When we think of telemedicine sessions, most of us probably picture consultations that take no longer than a typical appointment; once a treatment plan is agreed upon, only brief follow-up telemedicine visits remain. But what if the patient isn’t on earth? As reported by Forbes, in the longest telemedicine consultation on record, a U.S. astronaut has been successfully treated for a potentially fatal condition while living on the International Space Station (ISS). Read more

EMT first aid bag prior to emergency telemedicine program

Six Tips for Planning Your Emergency Telemedicine Program Smartly

Five years ago, the Houston Fire Department (HFD) developed the Emergency Telehealth and Navigation (ETHAN) program as a way to respond to every call by providing the appropriate level of health care rather than bringing everyone to the emergency department—without using up resources to transport non-emergency patients. Since its inception, the ETHAN project has picked up a few tips that could prove helpful if your organization is designing, or will design, an emergency telemedicine program. Read more

vector drawing of clinicians at enlarged smartphone with app and pills

DTC Telemedicine: Risk or Relief?

Most talk of telemedicine centers around doctor’s offices, medical facilities, and hospitals, but another segment is drawing increased attention—and unease. Direct-to-consumer telemedicine, in which a telemedicine company links a health care provider with a patient upon the patient’s request, perhaps through a smartphone app or in a supermarket with a private kiosk, has been rising in popularity due to the clear benefits offered by the modality. However, a recent editorial in JAMA brings up serious concerns about the quality of care being provided to these patients via DTC telemedicine. Read more

hearing aid in woman's ear

Telehealth Audiology Opens a Whole New World

When we think about the process of getting hearing aids, many people envision multiple, time-consuming visits to an audiologist’s office. However, over half of U.S. counties have little or no access to audiologists, especially in rural areas. As Baby Boomers age and demand for audiology services rises, there aren’t enough new audiologists to address the need; the shortage is about to get worse. To combat this problem, some organizations, such as Your Hearing Network, are experimenting with telehealth audiology programs that will allow patients to have hearing tests and be fitted for hearing aids at home or at a local primary care doctor’s office. Read more

doctor reaching up to drawn spaceship for space telemedicine

Learning from Space Telemedicine

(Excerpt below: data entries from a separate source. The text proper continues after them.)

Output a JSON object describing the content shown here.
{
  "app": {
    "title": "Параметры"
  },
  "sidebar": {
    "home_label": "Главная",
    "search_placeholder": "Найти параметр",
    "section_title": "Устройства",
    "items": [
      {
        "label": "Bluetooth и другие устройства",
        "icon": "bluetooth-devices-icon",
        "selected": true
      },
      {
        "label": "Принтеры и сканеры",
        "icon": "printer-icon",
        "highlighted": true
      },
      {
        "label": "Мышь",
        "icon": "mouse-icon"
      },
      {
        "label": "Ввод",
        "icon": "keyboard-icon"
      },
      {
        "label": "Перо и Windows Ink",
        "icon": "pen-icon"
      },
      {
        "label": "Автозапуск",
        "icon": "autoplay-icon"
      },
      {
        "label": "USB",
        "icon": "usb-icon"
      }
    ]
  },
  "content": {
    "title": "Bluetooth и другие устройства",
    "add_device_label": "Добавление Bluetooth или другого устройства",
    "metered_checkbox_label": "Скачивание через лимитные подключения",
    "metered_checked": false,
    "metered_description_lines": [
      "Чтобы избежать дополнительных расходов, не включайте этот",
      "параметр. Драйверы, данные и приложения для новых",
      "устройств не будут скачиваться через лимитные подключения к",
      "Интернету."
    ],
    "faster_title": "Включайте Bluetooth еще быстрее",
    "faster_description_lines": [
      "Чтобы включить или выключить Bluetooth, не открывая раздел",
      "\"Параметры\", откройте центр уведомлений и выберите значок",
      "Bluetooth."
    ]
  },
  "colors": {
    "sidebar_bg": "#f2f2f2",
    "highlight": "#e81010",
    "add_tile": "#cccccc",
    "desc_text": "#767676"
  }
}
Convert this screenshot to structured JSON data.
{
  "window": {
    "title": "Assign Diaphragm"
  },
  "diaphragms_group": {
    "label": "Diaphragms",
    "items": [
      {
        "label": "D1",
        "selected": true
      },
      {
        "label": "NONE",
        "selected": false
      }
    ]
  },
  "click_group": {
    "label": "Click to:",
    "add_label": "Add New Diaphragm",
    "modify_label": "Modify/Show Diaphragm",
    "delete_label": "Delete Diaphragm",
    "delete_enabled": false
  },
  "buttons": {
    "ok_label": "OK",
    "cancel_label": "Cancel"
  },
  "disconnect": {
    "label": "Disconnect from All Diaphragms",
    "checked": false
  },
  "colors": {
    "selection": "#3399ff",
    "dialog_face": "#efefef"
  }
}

As you’ve probably heard lately, July 20, 2019 marks the 50th anniversary of humans’ first moon landing via the Apollo 11. Since then, NASA and other space agencies have successfully launched many astronauts and brought them back home safely and in good health. But considering the limited space and resources onboard spacecraft and the International Space Station, how do astronauts handle medical issues? To address this question, NASA developed space telemedicine—one of the earliest adopters of the technology. Some of the key lessons learned from these experiences are proving useful in medical clinics here on terra firma, particularly in resource-constrained environments. Read more